There’s no reason why festive leftovers can’t be just as exciting as Christmas dinner itself – it’s not all about bubble and squeak and turkey and stuffing sandwiches!
Meat & fish
Thinking of trading in turkey for an alternative festive centrepiece? Deliciously sweet and salty roast ham could be the showstopper you’re looking for.
There are fewer things more daunting than staring at a gigantic, naked turkey on Christmas morning, especially if you’ve never cooked one before. But it doesn’t have to be all Nightmare Before Christmas! We’re here so that when your guests start arriving on the big day, you aren’t flapping about your bird being raw or undercooked.
Choosing a turkey for Christmas is a fine art – no one wants to end up with something that’s too big to fit into the oven or too small for your party!
In the UK, as many turkeys are eaten at Christmas as they are in the rest of the year put together. Often you’ll hear people say they don’t particularly like turkey meat, but this is probably because they haven’t tasted it at its best.
Hard to believe as it is, not everybody likes turkey, or needs such a large bird. So what are the alternatives?
We’ve all seen the headlines stating that we should reduce the amount of red and processed meat we include in our diet, but why is this and how much should we actually be consuming?

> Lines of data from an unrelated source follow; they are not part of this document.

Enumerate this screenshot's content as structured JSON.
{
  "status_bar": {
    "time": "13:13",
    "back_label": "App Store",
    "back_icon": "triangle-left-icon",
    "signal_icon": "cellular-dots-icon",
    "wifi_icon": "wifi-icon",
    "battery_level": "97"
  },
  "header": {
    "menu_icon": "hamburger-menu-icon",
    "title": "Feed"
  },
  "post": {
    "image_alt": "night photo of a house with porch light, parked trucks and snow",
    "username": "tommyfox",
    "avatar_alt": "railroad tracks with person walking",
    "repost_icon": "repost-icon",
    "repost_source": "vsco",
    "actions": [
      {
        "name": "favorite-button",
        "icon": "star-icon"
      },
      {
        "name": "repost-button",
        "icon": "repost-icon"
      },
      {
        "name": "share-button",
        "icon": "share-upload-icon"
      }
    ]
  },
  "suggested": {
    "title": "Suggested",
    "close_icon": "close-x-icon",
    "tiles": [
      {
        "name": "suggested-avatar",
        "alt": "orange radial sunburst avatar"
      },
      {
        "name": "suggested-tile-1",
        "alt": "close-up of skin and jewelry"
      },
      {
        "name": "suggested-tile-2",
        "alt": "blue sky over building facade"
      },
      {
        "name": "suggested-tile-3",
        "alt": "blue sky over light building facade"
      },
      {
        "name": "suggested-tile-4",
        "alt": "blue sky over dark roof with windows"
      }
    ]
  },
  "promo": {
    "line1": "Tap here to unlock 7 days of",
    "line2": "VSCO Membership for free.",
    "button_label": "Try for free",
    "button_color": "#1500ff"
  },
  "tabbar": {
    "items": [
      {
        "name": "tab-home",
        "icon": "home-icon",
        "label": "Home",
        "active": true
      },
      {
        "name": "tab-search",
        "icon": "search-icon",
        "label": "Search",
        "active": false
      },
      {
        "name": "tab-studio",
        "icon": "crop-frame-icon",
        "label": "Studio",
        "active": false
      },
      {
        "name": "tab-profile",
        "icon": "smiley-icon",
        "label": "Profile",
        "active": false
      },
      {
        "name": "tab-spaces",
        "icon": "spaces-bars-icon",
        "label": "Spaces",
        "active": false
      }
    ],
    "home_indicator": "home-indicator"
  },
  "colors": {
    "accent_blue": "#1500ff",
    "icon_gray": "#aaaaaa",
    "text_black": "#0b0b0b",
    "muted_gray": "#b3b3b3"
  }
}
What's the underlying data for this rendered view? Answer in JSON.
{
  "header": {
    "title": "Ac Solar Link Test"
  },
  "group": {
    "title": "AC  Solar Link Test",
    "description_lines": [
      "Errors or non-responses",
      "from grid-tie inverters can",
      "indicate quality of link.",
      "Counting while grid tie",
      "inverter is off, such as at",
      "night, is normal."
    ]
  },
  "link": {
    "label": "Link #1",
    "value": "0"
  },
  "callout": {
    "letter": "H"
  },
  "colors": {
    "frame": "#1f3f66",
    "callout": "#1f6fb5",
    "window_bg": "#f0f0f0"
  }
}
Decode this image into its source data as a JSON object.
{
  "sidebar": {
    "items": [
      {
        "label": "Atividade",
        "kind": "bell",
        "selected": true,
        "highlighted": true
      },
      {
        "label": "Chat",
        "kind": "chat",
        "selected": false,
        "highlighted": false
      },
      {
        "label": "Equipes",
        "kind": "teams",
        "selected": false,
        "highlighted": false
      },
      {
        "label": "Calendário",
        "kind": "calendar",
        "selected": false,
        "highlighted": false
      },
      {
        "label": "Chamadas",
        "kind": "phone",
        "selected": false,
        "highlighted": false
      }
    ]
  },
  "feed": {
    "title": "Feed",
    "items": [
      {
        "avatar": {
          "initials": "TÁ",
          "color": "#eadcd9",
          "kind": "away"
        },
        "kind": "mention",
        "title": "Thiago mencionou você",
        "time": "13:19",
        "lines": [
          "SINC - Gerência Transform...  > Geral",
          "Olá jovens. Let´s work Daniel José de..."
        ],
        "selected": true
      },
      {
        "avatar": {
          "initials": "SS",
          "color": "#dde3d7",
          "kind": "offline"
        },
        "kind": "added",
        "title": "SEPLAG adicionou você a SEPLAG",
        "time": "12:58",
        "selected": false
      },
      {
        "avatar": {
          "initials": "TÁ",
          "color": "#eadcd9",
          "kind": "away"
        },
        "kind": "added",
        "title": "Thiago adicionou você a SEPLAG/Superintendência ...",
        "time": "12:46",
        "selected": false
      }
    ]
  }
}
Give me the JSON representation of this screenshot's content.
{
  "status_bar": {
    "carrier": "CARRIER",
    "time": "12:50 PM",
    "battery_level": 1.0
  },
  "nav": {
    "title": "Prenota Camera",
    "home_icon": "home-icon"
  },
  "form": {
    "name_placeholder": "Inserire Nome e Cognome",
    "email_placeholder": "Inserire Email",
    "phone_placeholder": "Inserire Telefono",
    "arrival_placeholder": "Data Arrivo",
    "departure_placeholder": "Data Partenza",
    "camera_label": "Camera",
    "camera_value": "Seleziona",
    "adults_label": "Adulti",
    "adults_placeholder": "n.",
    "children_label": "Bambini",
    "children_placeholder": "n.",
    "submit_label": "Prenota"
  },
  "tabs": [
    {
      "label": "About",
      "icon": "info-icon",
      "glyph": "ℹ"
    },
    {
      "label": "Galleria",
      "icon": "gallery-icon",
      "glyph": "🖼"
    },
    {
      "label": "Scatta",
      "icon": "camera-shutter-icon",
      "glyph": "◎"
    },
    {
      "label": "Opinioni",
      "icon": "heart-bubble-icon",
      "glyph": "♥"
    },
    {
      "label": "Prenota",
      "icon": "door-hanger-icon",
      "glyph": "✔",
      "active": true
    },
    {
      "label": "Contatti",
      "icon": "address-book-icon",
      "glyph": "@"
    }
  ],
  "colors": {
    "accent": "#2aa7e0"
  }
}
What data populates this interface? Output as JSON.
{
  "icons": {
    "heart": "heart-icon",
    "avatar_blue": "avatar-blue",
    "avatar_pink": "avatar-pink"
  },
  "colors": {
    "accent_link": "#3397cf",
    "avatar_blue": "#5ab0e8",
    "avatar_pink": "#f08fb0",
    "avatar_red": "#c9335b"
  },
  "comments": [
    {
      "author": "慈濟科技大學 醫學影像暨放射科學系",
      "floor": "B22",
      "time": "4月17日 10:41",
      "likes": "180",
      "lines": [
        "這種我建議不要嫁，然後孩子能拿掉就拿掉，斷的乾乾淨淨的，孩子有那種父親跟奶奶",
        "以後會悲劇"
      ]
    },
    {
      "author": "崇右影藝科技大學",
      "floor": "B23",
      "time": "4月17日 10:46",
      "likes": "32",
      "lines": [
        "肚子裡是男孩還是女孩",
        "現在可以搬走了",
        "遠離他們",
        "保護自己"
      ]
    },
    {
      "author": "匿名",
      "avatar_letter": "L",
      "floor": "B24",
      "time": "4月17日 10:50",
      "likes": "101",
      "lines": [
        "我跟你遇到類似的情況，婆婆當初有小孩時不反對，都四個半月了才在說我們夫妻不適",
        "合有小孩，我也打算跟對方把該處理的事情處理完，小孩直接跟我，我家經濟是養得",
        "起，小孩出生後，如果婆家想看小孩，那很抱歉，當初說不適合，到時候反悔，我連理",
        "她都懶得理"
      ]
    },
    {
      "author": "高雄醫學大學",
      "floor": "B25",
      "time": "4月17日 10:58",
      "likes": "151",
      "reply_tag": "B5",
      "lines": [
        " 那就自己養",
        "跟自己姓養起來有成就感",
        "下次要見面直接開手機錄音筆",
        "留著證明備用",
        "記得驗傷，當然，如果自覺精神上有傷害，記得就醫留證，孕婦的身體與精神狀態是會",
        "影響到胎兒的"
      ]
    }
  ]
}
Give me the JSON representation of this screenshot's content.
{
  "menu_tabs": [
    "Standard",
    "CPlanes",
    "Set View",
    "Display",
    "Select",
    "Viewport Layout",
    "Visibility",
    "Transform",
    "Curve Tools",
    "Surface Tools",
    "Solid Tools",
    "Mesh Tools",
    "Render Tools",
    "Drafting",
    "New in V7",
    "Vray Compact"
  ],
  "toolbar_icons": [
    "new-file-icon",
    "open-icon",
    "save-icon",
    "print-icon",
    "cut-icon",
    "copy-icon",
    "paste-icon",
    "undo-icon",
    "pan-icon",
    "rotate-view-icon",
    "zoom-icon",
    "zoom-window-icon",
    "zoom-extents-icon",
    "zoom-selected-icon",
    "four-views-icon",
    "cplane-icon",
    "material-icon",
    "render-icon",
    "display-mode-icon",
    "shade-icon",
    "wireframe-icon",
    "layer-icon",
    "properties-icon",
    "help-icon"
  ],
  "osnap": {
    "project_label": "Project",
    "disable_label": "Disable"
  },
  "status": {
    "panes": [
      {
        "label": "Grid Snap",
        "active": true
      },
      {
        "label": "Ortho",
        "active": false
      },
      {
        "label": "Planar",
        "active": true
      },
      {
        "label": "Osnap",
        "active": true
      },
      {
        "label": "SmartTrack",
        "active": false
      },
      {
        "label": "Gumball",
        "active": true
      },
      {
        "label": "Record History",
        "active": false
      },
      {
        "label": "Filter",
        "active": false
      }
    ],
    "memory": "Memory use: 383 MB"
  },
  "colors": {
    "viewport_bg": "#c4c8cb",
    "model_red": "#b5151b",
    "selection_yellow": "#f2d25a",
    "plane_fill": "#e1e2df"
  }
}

Lots of us shy away from game, but it can be a fantastic ingredient. Acclaimed chef James Lowe wants home cooks to embrace this often underused meat.
Whether or not we should stop eating tuna due to sustainability is not a simple yes-or-no question: it depends on the source of the tuna.
The British roast is timeless, and while the classic version will always have its place, one of its best bits is the endless possibility for variation.